As the fashion industry grows, Designer's Consociate are trying to guide it towards a more sustainable and socially conscious future.
The world of fast fashion's day of reckoning is quickly approaching as consumers become increasingly aware of the environmental impact of it. Education is key and here's how new initiative Designer's Consociate is promoting conscious consumerism.
Fashion plays a major role in the global economy, with annual worldwide revenues of well over $1 trillion, supporting hundreds of millions of jobs around the world. This success comes at a high cost to the environment and has done for decades but now, brands are becoming increasingly aware of their environmental impact and taking steps to reduce the negative effect the clothing industry has on the planet.
There are some exciting consumer trends, new technologies and innovative business models helping to lead the future of fashion down a more sustainable path. With buzzwords such as 'eco' and 'green' being used often, sustainable fashion is certainly a hot topic but what does it really mean?
Well, the change starts from us. Consumers need to demand more transparency when it comes to how and where their clothes are made. As well as transparency, we need to demand fair and living wages for the people who make our clothes, use of alternative materials which are less damaging to the environment such as organic cotton, hemp and recycled fibres.
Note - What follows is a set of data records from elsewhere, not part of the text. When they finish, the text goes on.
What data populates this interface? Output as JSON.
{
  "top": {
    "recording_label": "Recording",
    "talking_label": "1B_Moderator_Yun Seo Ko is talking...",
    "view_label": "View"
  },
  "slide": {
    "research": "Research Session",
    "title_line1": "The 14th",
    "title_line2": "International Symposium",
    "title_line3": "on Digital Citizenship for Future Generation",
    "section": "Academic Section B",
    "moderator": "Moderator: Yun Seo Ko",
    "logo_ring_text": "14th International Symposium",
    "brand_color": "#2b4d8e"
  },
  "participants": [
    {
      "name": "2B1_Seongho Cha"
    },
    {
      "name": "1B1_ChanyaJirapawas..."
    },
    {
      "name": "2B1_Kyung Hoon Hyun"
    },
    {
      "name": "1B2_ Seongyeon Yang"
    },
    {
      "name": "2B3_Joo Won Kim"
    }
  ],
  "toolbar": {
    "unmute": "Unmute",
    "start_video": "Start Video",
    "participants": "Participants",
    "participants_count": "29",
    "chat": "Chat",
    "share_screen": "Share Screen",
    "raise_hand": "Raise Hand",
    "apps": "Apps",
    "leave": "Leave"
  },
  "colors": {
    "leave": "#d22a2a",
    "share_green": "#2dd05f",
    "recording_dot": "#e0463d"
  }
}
The more we demand that the fashion world holds itself accountable, the more it will be forced to.
Organisations like Designer's Consociate are ensuring that the conversation of ethical and sustainable fashion in Nigeria and Africa-wide are being had. They are committed to ensuring that designers are more mindful and socially conscious concerning the way they manufacture and produce their clothing.
According to their website:
Designers Consociate is committed to engineering growth and development by creating sustainable solutions across the fashion industry's supply chain. From creative collaborations to innovation led partnerships to business and brand developments embodying industry advocacy; we are a catalyst for a dynamic fashion industry.
The Designer Shirt Project
Last year, Designer's Consociate teamed up with Lagos Fashion Week and The Human Capital Development centre to bring to the forefront the work of the NEPC HCDC apparel manufacturing training center, which over the last couple of years has through training, created a skilled set of garment manufacturers, now co-operating as a factory.
The project consisted of 6 designers coming forward to recreate the classic shirt and turn into something far more unique and creative. Pieces were released in limited quantities and sold out to eager fashion lovers who wanted a piece of the eco capsule collection.
Founder Zara Odu said, “We believe that as we continue to push this agenda, designers will be more inclined to source and produce locally – ultimately further developing our industry and increasing economic growth”. We are proud to announce that all the shirts are manufactured in cotton – grown, woven and hand dyed in northern Nigeria (sourced by our friends at @thisisusng)".
Heineken Lagos Fashion Week
Lagos Fashion Week (LFW) is a four-day fashion event bringing together buyers, consumers, and the media, to view the collections of the best African designers, in Lagos, the fashion capital of Nigeria. As one of the leading fashion events on the African fashion calendar, the platform aims to drive the Nigerian and ultimately, the African fashion industry through its continued dedication to the growth and promotion of creative, as well as gradually reposition fashion as a tool for commerce and creativity on the continent. LFW offers access to approximately 7000 local and international guests over the four-day period.
Human Capital Development Center
The NEPC HCDC is an apparel manufacturing training center that’s designed to co-operate as a factory. This is part of a two-pronged strategy to ensure that students gain exposure to the “Best of Nigerian” manufacturing while training and simultaneously, produce well-made apparels for export under AGOA – the African Growth and Opportunities Act.